In response to Curtis Pontz’s thoughtful op-ed in the May 13 edition, you had me at “Peace a Dream Until Palestinians Accept Israel’s Legitimacy.” You express confidence “that once the Palestinians accept the Jewish people’s right to their own nation, which means agreeing to share the land of Palestine with the Jews, the great majority of Israeli Jews will fall in line with Palestinian aspirations for nationhood …”
For many years, I expressed the same point of view, describing such acceptance as the Palestinians’ version of former Egyptian President Anwar Sadat’s transformative trip to Jerusalem in 1977. To be honest, though, today I also worry about Israeli Prime Minister Benjamin Netanyahu’s often-repeated pledge that a Palestinian state will never arise so long as he is in power. His Likud Party, the dominant political force in Israel today, is officially opposed to Palestinian statehood. Shouldn’t acceptance of national legitimacy go both ways?
And what of the settlement project, which has relocated hundreds of thousands of Israeli Jews into the heart of the West Bank (Judea and Samaria)? I am concerned that if the Palestinian Sadat moment comes — whether next month, or next year, or in another generation — there will be no land on which Palestinians will be able to realize their aspirations for nationhood.
That is why I strongly believe Israel would be well served to preserve the conditions for a future negotiated two-state outcome. Without a change in its settlement policy, Israel’s character as a majority Jewish and democratic state is gravely
Martin J. Raffel | Langhorne
Hamas’ Goal: Forcing Israel to Respond
No commentator has remarked on the idea that Hamas is responsible for the deaths in Gaza, but here’s a thought: Hamas knows that with their first rocket aimed at Israel there will be a massive response, as Israel has a right to defend itself, and the only way to stop the Hamas rockets it to retaliate.

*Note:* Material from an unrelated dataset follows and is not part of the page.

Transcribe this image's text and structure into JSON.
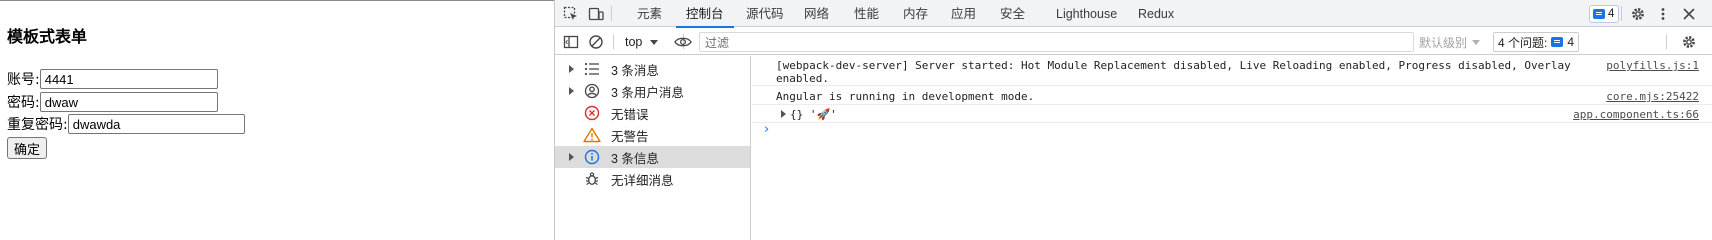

If Hamas knows that Israel will respond with aircraft and bombs, Hamas could choose to refrain from sending rockets to Israel. By sending rockets, Hamas invites the Israeli aircraft to come to Gaza. Hamas shares responsibility for the deaths in Gaza.
David Broida | Bryn Mawr